A political analyst warns that the public health crisis which has seen a spike in number of Covid-19 cases of late may become worse if the political crisis continues.
Azmi Hassan said efforts to contain the pandemic which has so far claimed 376 lives have been disrupted by the political situation.
“The Sabah state election is one example of how political factors outweighed public health interests,” he told MalaysiaNow.
“Because politicians had a crisis, the public health situation could not be handled well.”
He also said the notion that the political crisis deserves more attention than the problem of Covid-19 was beginning to upset the people, whom he said were becoming increasingly fed up with the endless drama.
Prime Minister Muhyiddin Yassin in a nationwide address on Oct 6 had voiced concern about the spike in Covid-19 cases following the Sabah election on Sept 26.
Health director-general Dr Noor Hisham Abdullah meanwhile had warned that reducing the R-naught or infectivity rate of the virus would fail without the cooperation of everyone in playing their roles.
“The problem the government faces right now is how to focus on economic issues and on the fight against Covid-19 when its legitimacy is being questioned every day.”
There had been concerns that the 2021 budget would be sabotaged by a group of MPs facing corruption charges in court, in order to cause the collapse of the Perikatan Nasional (PN) government and forcing pandemic-season snap polls.

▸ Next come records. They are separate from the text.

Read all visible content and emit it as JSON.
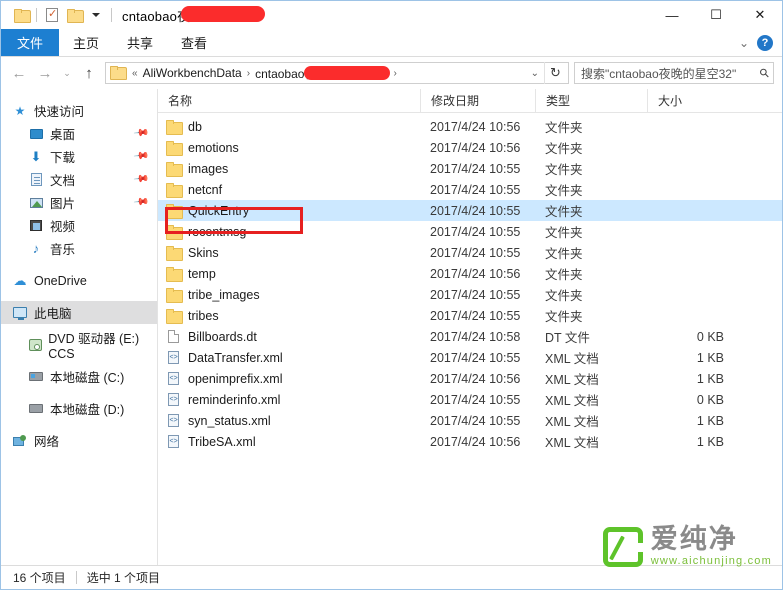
{
  "window": {
    "title": "cntaobao夜",
    "title_redacted": true,
    "controls": {
      "minimize": "—",
      "maximize": "☐",
      "close": "✕"
    }
  },
  "quick_access_toolbar": {
    "items": [
      {
        "name": "folder-icon",
        "label": ""
      },
      {
        "name": "properties-icon",
        "label": ""
      },
      {
        "name": "new-folder-icon",
        "label": ""
      },
      {
        "name": "chevron-down-icon",
        "label": ""
      }
    ]
  },
  "ribbon": {
    "tabs": [
      {
        "label": "文件",
        "active": true
      },
      {
        "label": "主页",
        "active": false
      },
      {
        "label": "共享",
        "active": false
      },
      {
        "label": "查看",
        "active": false
      }
    ],
    "expand_label": "⌄",
    "help_label": "?"
  },
  "address_bar": {
    "back": "←",
    "forward": "→",
    "recent": "⌄",
    "up": "↑",
    "breadcrumb_overflow": "«",
    "crumbs": [
      "AliWorkbenchData",
      "cntaobao夜"
    ],
    "crumb_separator": "›",
    "dropdown": "⌄",
    "refresh": "↻"
  },
  "search": {
    "placeholder": "搜索\"cntaobao夜晚的星空32\"",
    "icon": "search-icon"
  },
  "sidebar": {
    "groups": [
      {
        "label": "快速访问",
        "icon": "star-icon",
        "items": [
          {
            "label": "桌面",
            "icon": "desktop-icon",
            "pinned": true
          },
          {
            "label": "下载",
            "icon": "download-icon",
            "pinned": true
          },
          {
            "label": "文档",
            "icon": "document-icon",
            "pinned": true
          },
          {
            "label": "图片",
            "icon": "pictures-icon",
            "pinned": true
          },
          {
            "label": "视频",
            "icon": "video-icon",
            "pinned": false
          },
          {
            "label": "音乐",
            "icon": "music-icon",
            "pinned": false
          }
        ]
      },
      {
        "label": "OneDrive",
        "icon": "cloud-icon",
        "items": []
      },
      {
        "label": "此电脑",
        "icon": "this-pc-icon",
        "selected": true,
        "items": [
          {
            "label": "DVD 驱动器 (E:) CCS",
            "icon": "dvd-drive-icon",
            "pinned": false
          },
          {
            "label": "本地磁盘 (C:)",
            "icon": "system-drive-icon",
            "pinned": false
          },
          {
            "label": "本地磁盘 (D:)",
            "icon": "drive-icon",
            "pinned": false
          }
        ]
      },
      {
        "label": "网络",
        "icon": "network-icon",
        "items": []
      }
    ]
  },
  "filelist": {
    "columns": [
      {
        "key": "name",
        "label": "名称"
      },
      {
        "key": "date",
        "label": "修改日期"
      },
      {
        "key": "type",
        "label": "类型"
      },
      {
        "key": "size",
        "label": "大小"
      }
    ],
    "rows": [
      {
        "name": "db",
        "date": "2017/4/24 10:56",
        "type": "文件夹",
        "size": "",
        "icon": "folder-icon",
        "selected": false
      },
      {
        "name": "emotions",
        "date": "2017/4/24 10:56",
        "type": "文件夹",
        "size": "",
        "icon": "folder-icon",
        "selected": false
      },
      {
        "name": "images",
        "date": "2017/4/24 10:55",
        "type": "文件夹",
        "size": "",
        "icon": "folder-icon",
        "selected": false
      },
      {
        "name": "netcnf",
        "date": "2017/4/24 10:55",
        "type": "文件夹",
        "size": "",
        "icon": "folder-icon",
        "selected": false
      },
      {
        "name": "QuickEntry",
        "date": "2017/4/24 10:55",
        "type": "文件夹",
        "size": "",
        "icon": "folder-icon",
        "selected": true
      },
      {
        "name": "recentmsg",
        "date": "2017/4/24 10:55",
        "type": "文件夹",
        "size": "",
        "icon": "folder-icon",
        "selected": false
      },
      {
        "name": "Skins",
        "date": "2017/4/24 10:55",
        "type": "文件夹",
        "size": "",
        "icon": "folder-icon",
        "selected": false
      },
      {
        "name": "temp",
        "date": "2017/4/24 10:56",
        "type": "文件夹",
        "size": "",
        "icon": "folder-icon",
        "selected": false
      },
      {
        "name": "tribe_images",
        "date": "2017/4/24 10:55",
        "type": "文件夹",
        "size": "",
        "icon": "folder-icon",
        "selected": false
      },
      {
        "name": "tribes",
        "date": "2017/4/24 10:55",
        "type": "文件夹",
        "size": "",
        "icon": "folder-icon",
        "selected": false
      },
      {
        "name": "Billboards.dt",
        "date": "2017/4/24 10:58",
        "type": "DT 文件",
        "size": "0 KB",
        "icon": "generic-file-icon",
        "selected": false
      },
      {
        "name": "DataTransfer.xml",
        "date": "2017/4/24 10:55",
        "type": "XML 文档",
        "size": "1 KB",
        "icon": "xml-file-icon",
        "selected": false
      },
      {
        "name": "openimprefix.xml",
        "date": "2017/4/24 10:56",
        "type": "XML 文档",
        "size": "1 KB",
        "icon": "xml-file-icon",
        "selected": false
      },
      {
        "name": "reminderinfo.xml",
        "date": "2017/4/24 10:55",
        "type": "XML 文档",
        "size": "0 KB",
        "icon": "xml-file-icon",
        "selected": false
      },
      {
        "name": "syn_status.xml",
        "date": "2017/4/24 10:55",
        "type": "XML 文档",
        "size": "1 KB",
        "icon": "xml-file-icon",
        "selected": false
      },
      {
        "name": "TribeSA.xml",
        "date": "2017/4/24 10:56",
        "type": "XML 文档",
        "size": "1 KB",
        "icon": "xml-file-icon",
        "selected": false
      }
    ]
  },
  "statusbar": {
    "item_count": "16 个项目",
    "selection": "选中 1 个项目"
  },
  "annotation": {
    "target": "QuickEntry",
    "color": "#e62020"
  },
  "watermark": {
    "name": "爱纯净",
    "url": "www.aichunjing.com",
    "color": "#5ec32a"
  },
  "colors": {
    "accent": "#1d7fd1",
    "selection": "#cce8ff",
    "folder": "#fcd975",
    "annotation": "#e62020",
    "redaction": "#fb2c2c"
  }
}
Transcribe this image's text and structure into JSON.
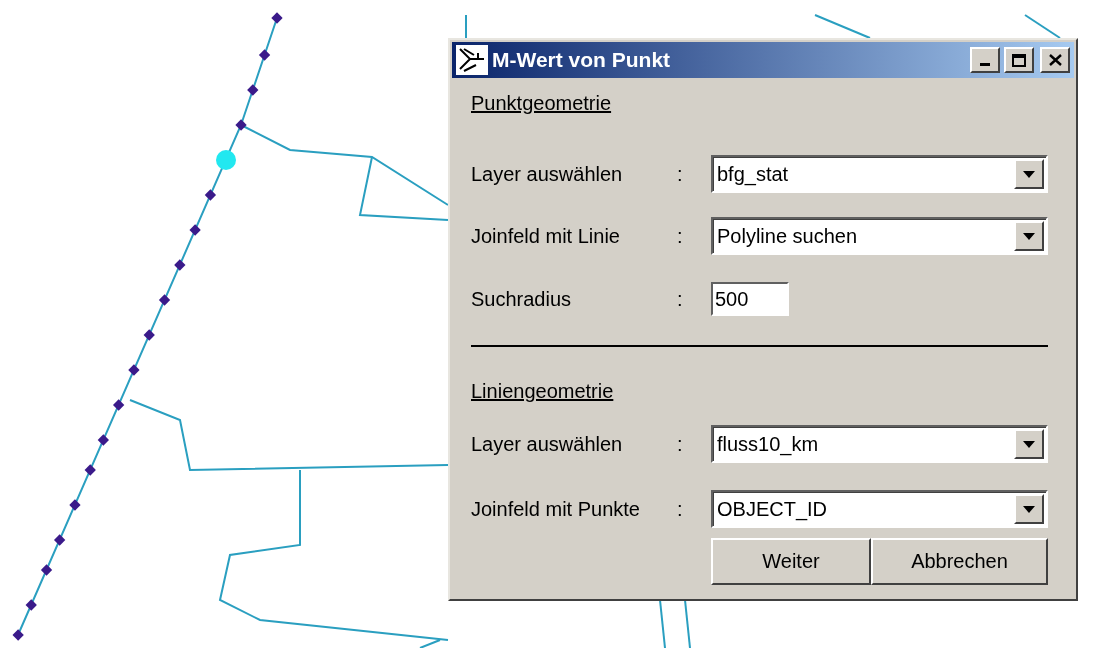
{
  "window": {
    "title": "M-Wert von Punkt"
  },
  "sections": [
    {
      "heading": "Punktgeometrie",
      "fields": [
        {
          "kind": "combo",
          "label": "Layer auswählen",
          "separator": ":",
          "value": "bfg_stat"
        },
        {
          "kind": "combo",
          "label": "Joinfeld mit Linie",
          "separator": ":",
          "value": "Polyline suchen"
        },
        {
          "kind": "text",
          "label": "Suchradius",
          "separator": ":",
          "value": "500"
        }
      ]
    },
    {
      "heading": "Liniengeometrie",
      "fields": [
        {
          "kind": "combo",
          "label": "Layer auswählen",
          "separator": ":",
          "value": "fluss10_km"
        },
        {
          "kind": "combo",
          "label": "Joinfeld mit Punkte",
          "separator": ":",
          "value": "OBJECT_ID"
        }
      ]
    }
  ],
  "buttons": [
    "Weiter",
    "Abbrechen"
  ]
}
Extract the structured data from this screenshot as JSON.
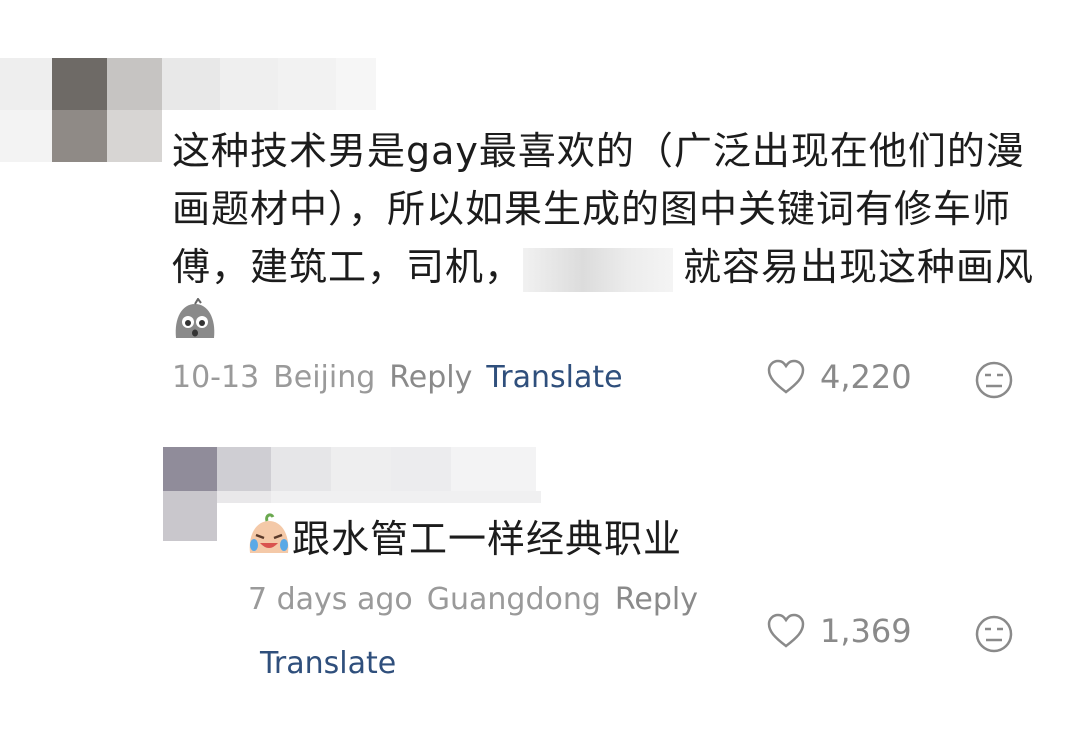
{
  "comments": [
    {
      "text_part1": "这种技术男是gay最喜欢的（广泛出现在他们的漫画题材中），所以如果生成的图中关键词有修车师傅，建筑工，司机，",
      "text_part2": "就容易出现这种画风",
      "date": "10-13",
      "location": "Beijing",
      "reply_label": "Reply",
      "translate_label": "Translate",
      "likes": "4,220",
      "emoji": "shocked-face-emoji"
    },
    {
      "text": "跟水管工一样经典职业",
      "time": "7 days ago",
      "location": "Guangdong",
      "reply_label": "Reply",
      "translate_label": "Translate",
      "likes": "1,369",
      "emoji": "crying-laughing-emoji"
    }
  ],
  "colors": {
    "text": "#1c1c1c",
    "meta": "#9a9a9a",
    "translate": "#2f4f7c"
  }
}
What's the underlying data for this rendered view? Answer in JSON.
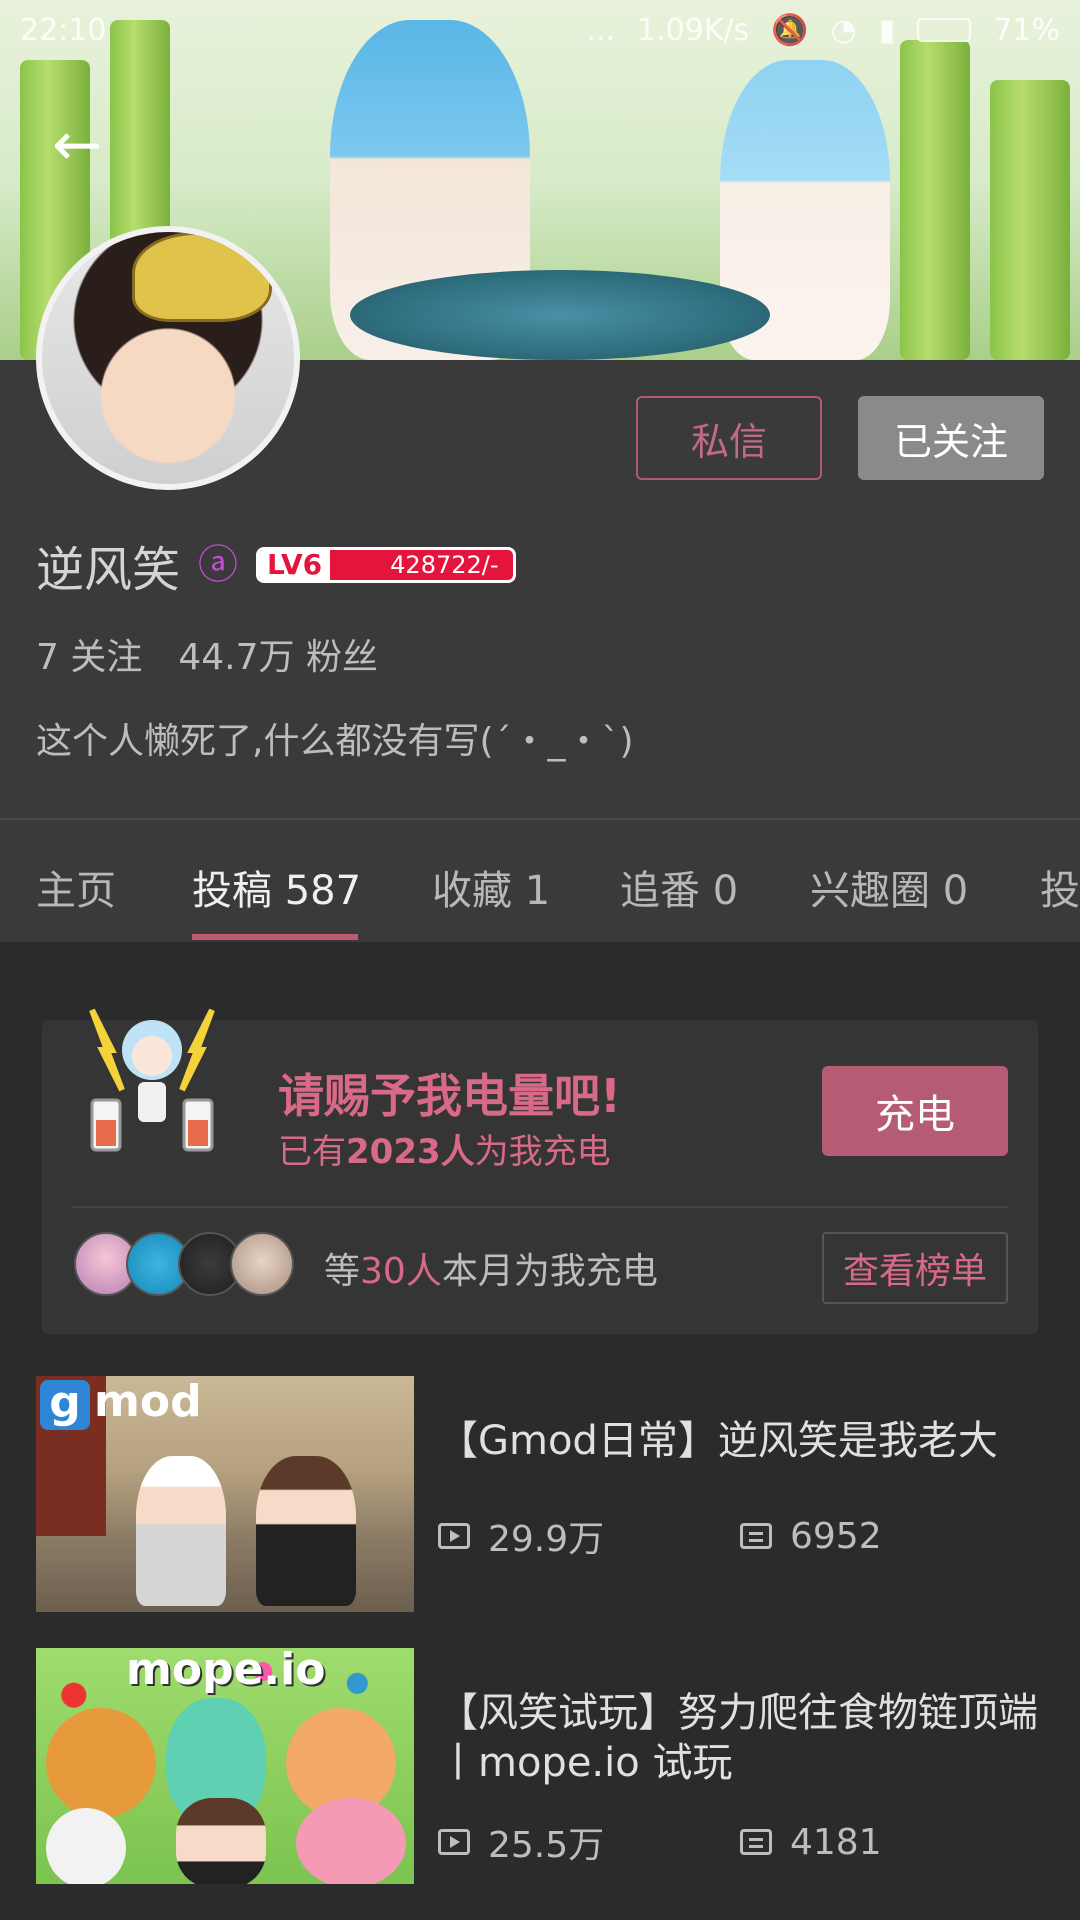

The budget bill was however passed at the policy stage last Thursday through voice vote following a failed attempt by the opposition to force a bloc vote.
As of yesterday, the Dewan Rakyat had passed the budget bills for 11 ministries at the committee level with 16 left to go.
Lawyer Haniff Khatri Abdulla said there would be no end to the political crisis as long as the legitimacy of the PN government remains in question.
“The problem the government faces right now is how to focus on economic issues and on the fight against Covid-19 when its legitimacy is being questioned every day – is this government legitimate or not?” he told MalaysiaNow.
“I hope the debate on the 2021 budget this time will resolve things. If, for example, the budget is passed, the opposition and other parties will lose the moral ground to say that the government is illegitimate.”
If the budget is shot down, Muhyiddin as prime minister would have to present himself to the Yang di-Pertuan Agong and resign honourably, he said.
“Let the King who has the authority to do so decide what should be done. Then hopefully, the political crisis will be resolved.”